§ **About this exercise**: Whenever the string "name" appears in a line below, please copy the line out.

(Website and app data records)
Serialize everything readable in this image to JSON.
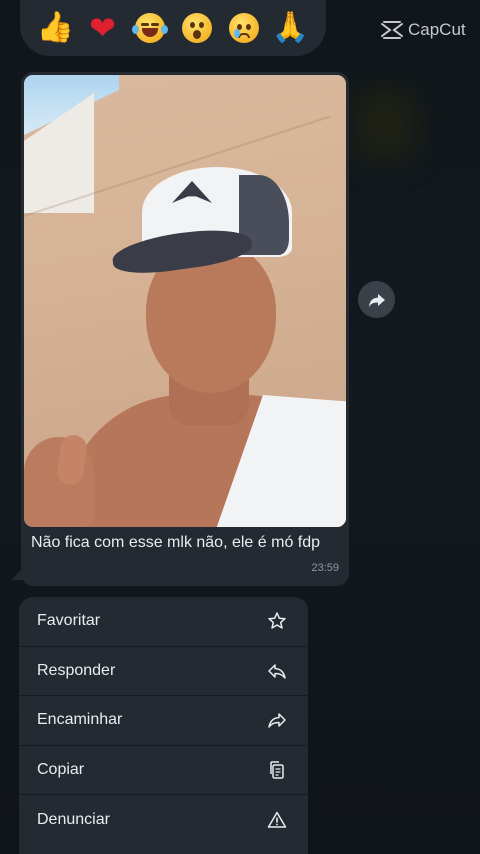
{
  "reactions": [
    {
      "name": "thumbs-up",
      "glyph": "👍"
    },
    {
      "name": "heart",
      "glyph": "❤"
    },
    {
      "name": "laughing",
      "glyph": ""
    },
    {
      "name": "surprised",
      "glyph": ""
    },
    {
      "name": "crying",
      "glyph": ""
    },
    {
      "name": "praying-hands",
      "glyph": "🙏"
    }
  ],
  "watermark": {
    "text": "CapCut"
  },
  "message": {
    "caption": "Não fica com esse mlk não, ele é mó fdp",
    "time": "23:59"
  },
  "menu": {
    "items": [
      {
        "label": "Favoritar",
        "icon": "star-icon"
      },
      {
        "label": "Responder",
        "icon": "reply-icon"
      },
      {
        "label": "Encaminhar",
        "icon": "forward-icon"
      },
      {
        "label": "Copiar",
        "icon": "copy-icon"
      },
      {
        "label": "Denunciar",
        "icon": "warning-icon"
      }
    ]
  },
  "colors": {
    "background": "#0f1418",
    "bubble": "#232a31",
    "text": "#e9edef",
    "timestamp": "#8f989e"
  }
}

§ **Written answer**:
      "name": "thumbs-up",
      "name": "heart",
      "name": "laughing",
      "name": "surprised",
      "name": "crying",
      "name": "praying-hands",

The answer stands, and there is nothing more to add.